ACTIVITY: Extract every line below that contains the word "numuru".

Data about app and page elements:
*** Block opens ***
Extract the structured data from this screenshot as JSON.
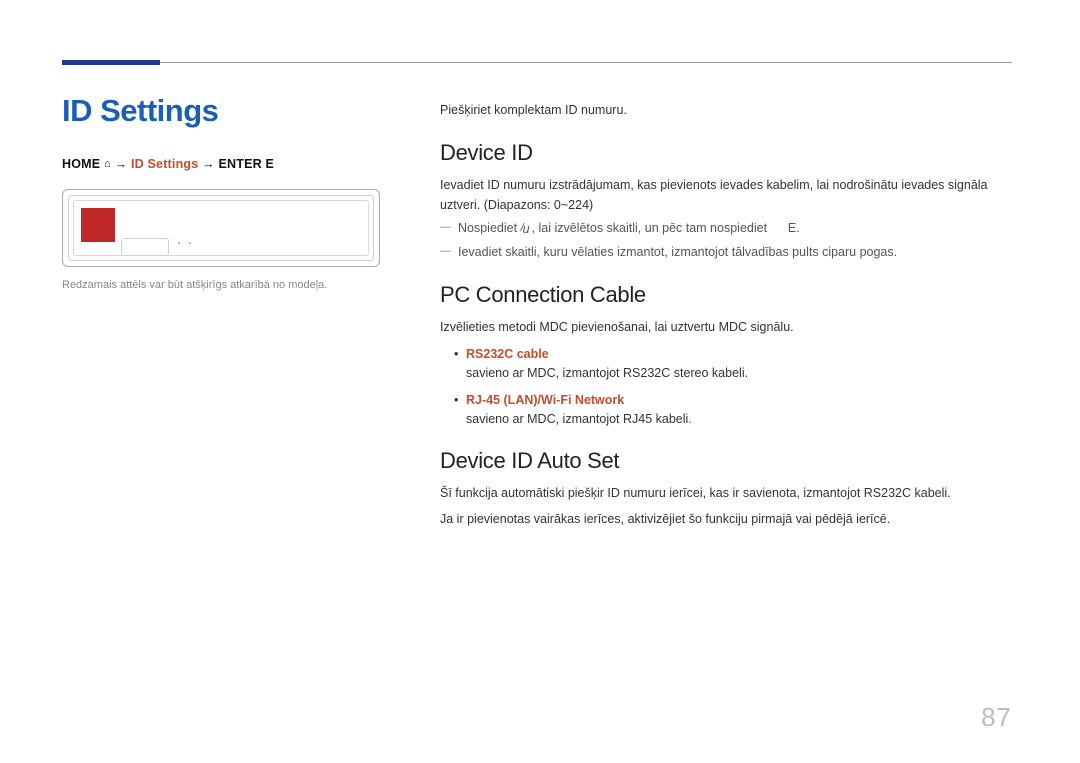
{
  "page_title": "ID Settings",
  "breadcrumb": {
    "home": "HOME",
    "arrow": "→",
    "current": "ID Settings",
    "enter": "ENTER E"
  },
  "caption": "Redzamais attēls var būt atšķirīgs atkarībā no modeļa.",
  "intro": "Piešķiriet komplektam ID numuru.",
  "sections": {
    "device_id": {
      "heading": "Device ID",
      "body": "Ievadiet ID numuru izstrādājumam, kas pievienots ievades kabelim, lai nodrošinātu ievades signāla uztveri. (Diapazons: 0~224)",
      "sub1_a": "Nospiediet",
      "sub1_b": ", lai izvēlētos skaitli, un pēc tam nospiediet",
      "sub1_c": "E.",
      "sub2": "Ievadiet skaitli, kuru vēlaties izmantot, izmantojot tālvadības pults ciparu pogas."
    },
    "pc_cable": {
      "heading": "PC Connection Cable",
      "body": "Izvēlieties metodi MDC pievienošanai, lai uztvertu MDC signālu.",
      "opts": [
        {
          "name": "RS232C cable",
          "desc": "savieno ar MDC, izmantojot RS232C stereo kabeli."
        },
        {
          "name": "RJ-45 (LAN)/Wi-Fi Network",
          "desc": "savieno ar MDC, izmantojot RJ45 kabeli."
        }
      ]
    },
    "auto_set": {
      "heading": "Device ID Auto Set",
      "body1": "Šī funkcija automātiski piešķir ID numuru ierīcei, kas ir savienota, izmantojot RS232C kabeli.",
      "body2": "Ja ir pievienotas vairākas ierīces, aktivizējiet šo funkciju pirmajā vai pēdējā ierīcē."
    }
  },
  "page_number": "87"
}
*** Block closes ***
SOLUTION TO THIS EXERCISE:
  "intro": "Piešķiriet komplektam ID numuru.",
      "body": "Ievadiet ID numuru izstrādājumam, kas pievienots ievades kabelim, lai nodrošinātu ievades signāla uztveri. (Diapazons: 0~224)",
      "body1": "Šī funkcija automātiski piešķir ID numuru ierīcei, kas ir savienota, izmantojot RS232C kabeli.",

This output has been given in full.